§ What you are asked to do
Please repeat each entry. Match every word exactly.

[Data about app and page elements]
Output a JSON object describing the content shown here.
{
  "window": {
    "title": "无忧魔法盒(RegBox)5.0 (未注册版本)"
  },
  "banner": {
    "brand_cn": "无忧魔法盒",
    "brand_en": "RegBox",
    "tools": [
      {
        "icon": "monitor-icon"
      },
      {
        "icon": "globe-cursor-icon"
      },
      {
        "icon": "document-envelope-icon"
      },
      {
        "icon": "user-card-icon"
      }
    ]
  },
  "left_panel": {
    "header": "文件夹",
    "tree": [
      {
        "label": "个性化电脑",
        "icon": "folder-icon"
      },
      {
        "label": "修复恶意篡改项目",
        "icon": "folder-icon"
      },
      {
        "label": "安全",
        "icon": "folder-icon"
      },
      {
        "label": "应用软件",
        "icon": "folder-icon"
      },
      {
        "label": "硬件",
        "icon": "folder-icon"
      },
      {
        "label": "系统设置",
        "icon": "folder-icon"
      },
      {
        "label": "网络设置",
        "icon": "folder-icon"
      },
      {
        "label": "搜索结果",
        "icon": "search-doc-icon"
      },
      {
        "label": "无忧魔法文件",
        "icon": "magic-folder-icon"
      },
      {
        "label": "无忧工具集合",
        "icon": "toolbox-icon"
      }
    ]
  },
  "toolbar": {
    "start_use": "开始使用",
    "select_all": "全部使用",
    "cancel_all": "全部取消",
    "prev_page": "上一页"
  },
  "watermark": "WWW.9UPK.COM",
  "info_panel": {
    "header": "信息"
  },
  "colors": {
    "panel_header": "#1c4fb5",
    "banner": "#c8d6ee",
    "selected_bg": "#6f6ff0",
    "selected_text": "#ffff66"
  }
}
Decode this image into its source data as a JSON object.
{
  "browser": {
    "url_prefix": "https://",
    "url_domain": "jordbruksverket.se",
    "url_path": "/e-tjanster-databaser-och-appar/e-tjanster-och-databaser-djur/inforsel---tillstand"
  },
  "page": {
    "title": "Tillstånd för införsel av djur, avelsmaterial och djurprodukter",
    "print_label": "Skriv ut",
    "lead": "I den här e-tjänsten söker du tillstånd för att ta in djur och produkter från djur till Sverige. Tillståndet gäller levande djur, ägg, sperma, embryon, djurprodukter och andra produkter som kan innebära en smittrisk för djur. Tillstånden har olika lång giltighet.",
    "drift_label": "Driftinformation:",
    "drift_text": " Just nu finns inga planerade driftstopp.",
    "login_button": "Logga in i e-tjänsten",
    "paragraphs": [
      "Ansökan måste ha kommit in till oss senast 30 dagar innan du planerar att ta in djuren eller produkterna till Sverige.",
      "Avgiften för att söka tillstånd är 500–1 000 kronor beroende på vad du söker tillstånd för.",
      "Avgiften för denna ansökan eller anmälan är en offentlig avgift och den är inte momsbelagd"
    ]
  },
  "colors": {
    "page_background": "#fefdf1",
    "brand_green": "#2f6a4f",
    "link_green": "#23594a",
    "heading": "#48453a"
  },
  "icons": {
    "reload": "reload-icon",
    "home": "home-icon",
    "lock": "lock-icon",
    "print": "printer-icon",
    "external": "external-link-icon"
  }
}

§ Task solution
Output a JSON object describing the content shown here.
{
  "window": {
    "title": "无忧魔法盒(RegBox)5.0 (未注册版本)"
  },
  "banner": {
    "brand_cn": "无忧魔法盒",
    "brand_en": "RegBox",
    "tools": [
      {
        "icon": "monitor-icon"
      },
      {
        "icon": "globe-cursor-icon"
      },
      {
        "icon": "document-envelope-icon"
      },
      {
        "icon": "user-card-icon"
      }
    ]
  },
  "left_panel": {
    "header": "文件夹",
    "tree": [
      {
        "label": "个性化电脑",
        "icon": "folder-icon"
      },
      {
        "label": "修复恶意篡改项目",
        "icon": "folder-icon"
      },
      {
        "label": "安全",
        "icon": "folder-icon"
      },
      {
        "label": "应用软件",
        "icon": "folder-icon"
      },
      {
        "label": "硬件",
        "icon": "folder-icon"
      },
      {
        "label": "系统设置",
        "icon": "folder-icon"
      },
      {
        "label": "网络设置",
        "icon": "folder-icon"
      },
      {
        "label": "搜索结果",
        "icon": "search-doc-icon"
      },
      {
        "label": "无忧魔法文件",
        "icon": "magic-folder-icon"
      },
      {
        "label": "无忧工具集合",
        "icon": "toolbox-icon"
      }
    ]
  },
  "toolbar": {
    "start_use": "开始使用",
    "select_all": "全部使用",
    "cancel_all": "全部取消",
    "prev_page": "上一页"
  },
  "watermark": "WWW.9UPK.COM",
  "info_panel": {
    "header": "信息"
  },
  "colors": {
    "panel_header": "#1c4fb5",
    "banner": "#c8d6ee",
    "selected_bg": "#6f6ff0",
    "selected_text": "#ffff66"
  }
}
Decode this image into its source data as a JSON object.
{
  "browser": {
    "url_prefix": "https://",
    "url_domain": "jordbruksverket.se",
    "url_path": "/e-tjanster-databaser-och-appar/e-tjanster-och-databaser-djur/inforsel---tillstand"
  },
  "page": {
    "title": "Tillstånd för införsel av djur, avelsmaterial och djurprodukter",
    "print_label": "Skriv ut",
    "lead": "I den här e-tjänsten söker du tillstånd för att ta in djur och produkter från djur till Sverige. Tillståndet gäller levande djur, ägg, sperma, embryon, djurprodukter och andra produkter som kan innebära en smittrisk för djur. Tillstånden har olika lång giltighet.",
    "drift_label": "Driftinformation:",
    "drift_text": " Just nu finns inga planerade driftstopp.",
    "login_button": "Logga in i e-tjänsten",
    "paragraphs": [
      "Ansökan måste ha kommit in till oss senast 30 dagar innan du planerar att ta in djuren eller produkterna till Sverige.",
      "Avgiften för att söka tillstånd är 500–1 000 kronor beroende på vad du söker tillstånd för.",
      "Avgiften för denna ansökan eller anmälan är en offentlig avgift och den är inte momsbelagd"
    ]
  },
  "colors": {
    "page_background": "#fefdf1",
    "brand_green": "#2f6a4f",
    "link_green": "#23594a",
    "heading": "#48453a"
  },
  "icons": {
    "reload": "reload-icon",
    "home": "home-icon",
    "lock": "lock-icon",
    "print": "printer-icon",
    "external": "external-link-icon"
  }
}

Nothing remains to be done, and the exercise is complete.